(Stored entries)
------------
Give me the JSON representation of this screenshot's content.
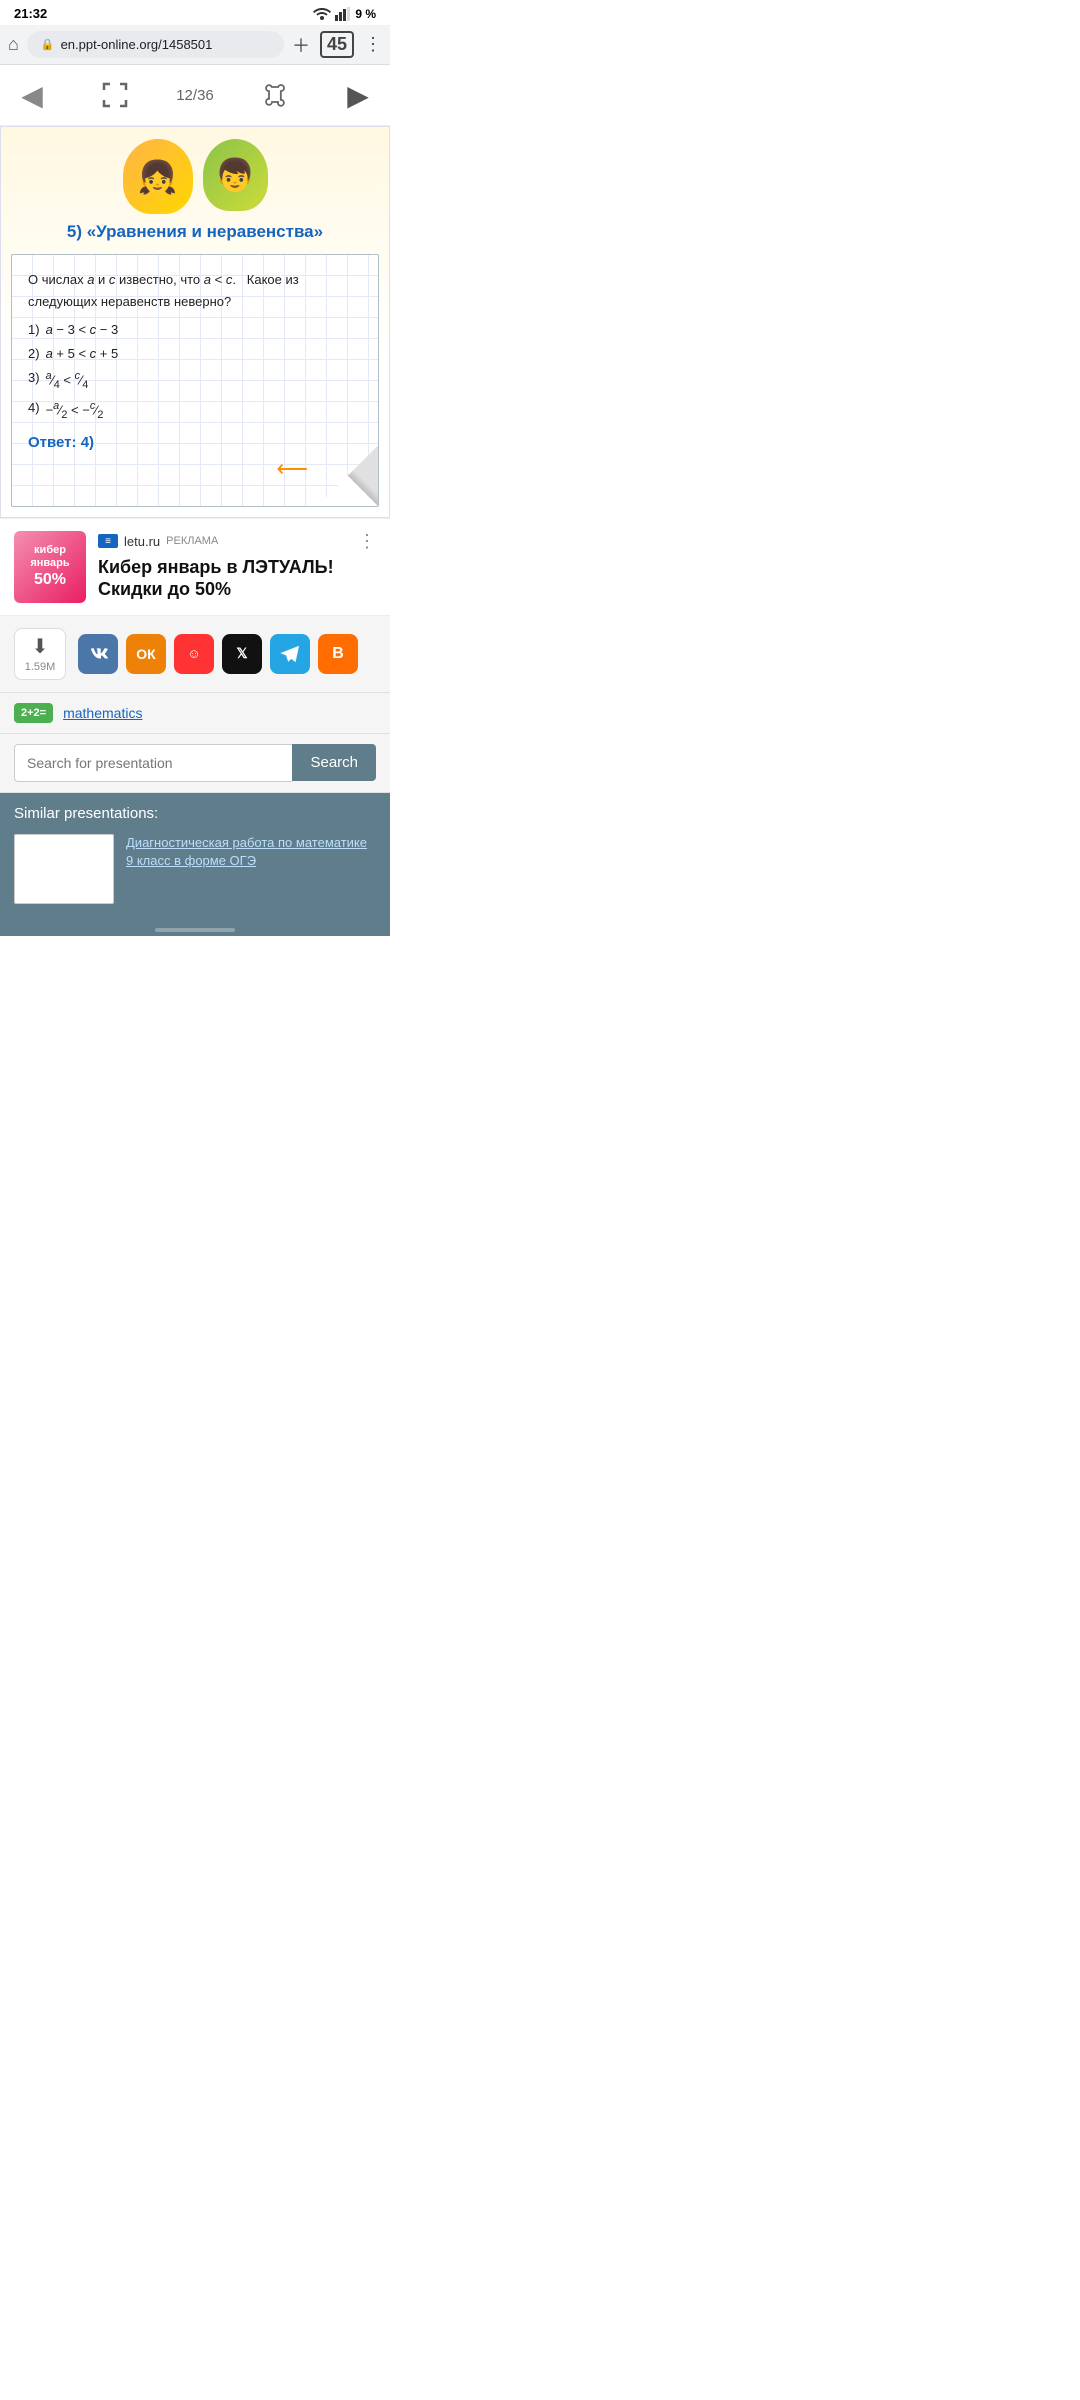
{
  "statusBar": {
    "time": "21:32",
    "battery": "9 %"
  },
  "browserBar": {
    "url": "en.ppt-online.org/1458501",
    "tabCount": "45"
  },
  "slideNav": {
    "current": "12",
    "total": "36",
    "counter": "12/36"
  },
  "slideContent": {
    "title": "5)  «Уравнения и неравенства»",
    "intro": "О числах a и с известно, что a < с.   Какое из следующих неравенств неверно?",
    "options": [
      "1)  a − 3 < c − 3",
      "2)  a + 5 < c + 5",
      "3)  a/4 < c/4",
      "4)  −a/2 < −c/2"
    ],
    "answer": "Ответ: 4)"
  },
  "ad": {
    "source": "letu.ru",
    "label": "РЕКЛАМА",
    "title": "Кибер январь в ЛЭТУАЛЬ! Скидки до 50%",
    "thumbText": "кибер\nянварь\n50%"
  },
  "downloadRow": {
    "size": "1.59M",
    "downloadLabel": "⬇",
    "socials": [
      {
        "name": "vk",
        "label": "ВК"
      },
      {
        "name": "ok",
        "label": "ОК"
      },
      {
        "name": "mm",
        "label": "МЧ"
      },
      {
        "name": "x",
        "label": "X"
      },
      {
        "name": "tg",
        "label": "TG"
      },
      {
        "name": "bl",
        "label": "BL"
      }
    ]
  },
  "category": {
    "icon": "2+2=",
    "label": "mathematics"
  },
  "search": {
    "placeholder": "Search for presentation",
    "buttonLabel": "Search"
  },
  "similar": {
    "sectionTitle": "Similar presentations:",
    "items": [
      {
        "title": "Диагностическая работа по математике 9 класс в форме ОГЭ"
      }
    ]
  }
}
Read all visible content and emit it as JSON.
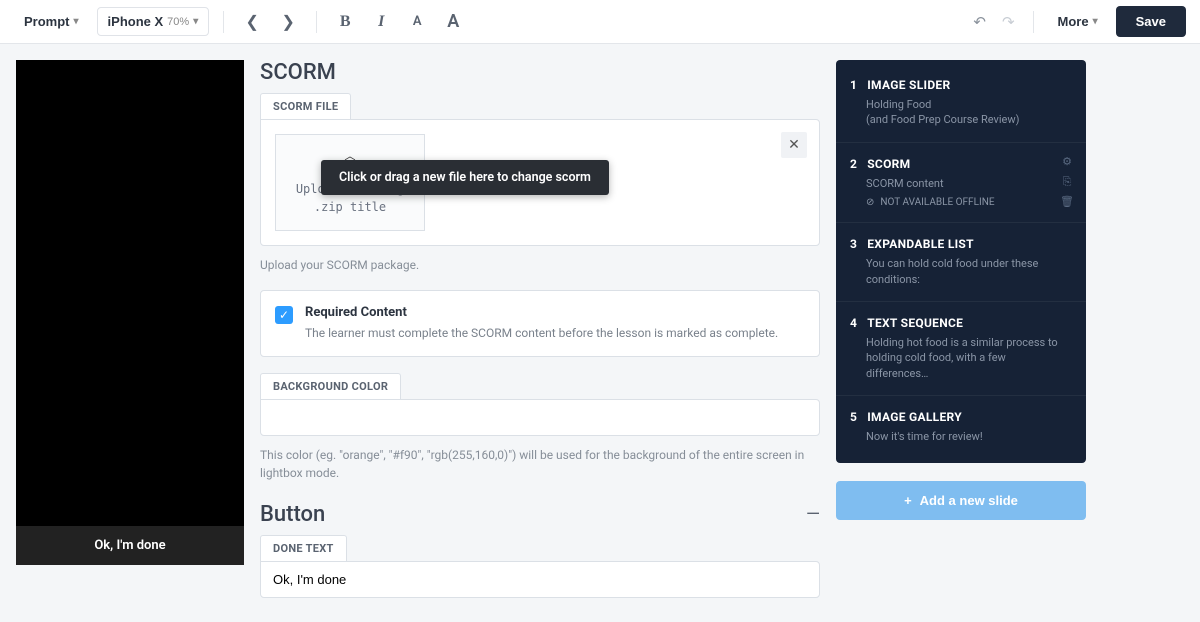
{
  "toolbar": {
    "prompt_label": "Prompt",
    "device_label": "iPhone X",
    "zoom": "70%",
    "more_label": "More",
    "save_label": "Save"
  },
  "preview": {
    "done_button": "Ok, I'm done"
  },
  "scorm": {
    "heading": "SCORM",
    "file_label": "SCORM FILE",
    "upload_line1": "Uploadersending",
    "upload_line2": ".zip title",
    "tooltip": "Click or drag a new file here to change scorm",
    "helper": "Upload your SCORM package.",
    "required_title": "Required Content",
    "required_desc": "The learner must complete the SCORM content before the lesson is marked as complete.",
    "bg_label": "BACKGROUND COLOR",
    "bg_helper": "This color (eg. \"orange\", \"#f90\", \"rgb(255,160,0)\") will be used for the background of the entire screen in lightbox mode."
  },
  "button_section": {
    "heading": "Button",
    "done_text_label": "DONE TEXT",
    "done_text_value": "Ok, I'm done"
  },
  "slides": [
    {
      "num": "1",
      "title": "IMAGE SLIDER",
      "sub": "Holding Food",
      "sub2": "(and Food Prep Course Review)"
    },
    {
      "num": "2",
      "title": "SCORM",
      "sub": "SCORM content",
      "meta": "NOT AVAILABLE OFFLINE",
      "active": true
    },
    {
      "num": "3",
      "title": "EXPANDABLE LIST",
      "sub": "You can hold cold food under these conditions:"
    },
    {
      "num": "4",
      "title": "TEXT SEQUENCE",
      "sub": "Holding hot food is a similar process to holding cold food, with a few differences…"
    },
    {
      "num": "5",
      "title": "IMAGE GALLERY",
      "sub": "Now it's time for review!"
    }
  ],
  "add_slide_label": "Add a new slide"
}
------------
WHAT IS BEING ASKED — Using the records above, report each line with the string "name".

EXERCISE SOLUTION —
        "name": "vk",
        "name": "ok",
        "name": "mm",
        "name": "x",
        "name": "tg",
        "name": "bl",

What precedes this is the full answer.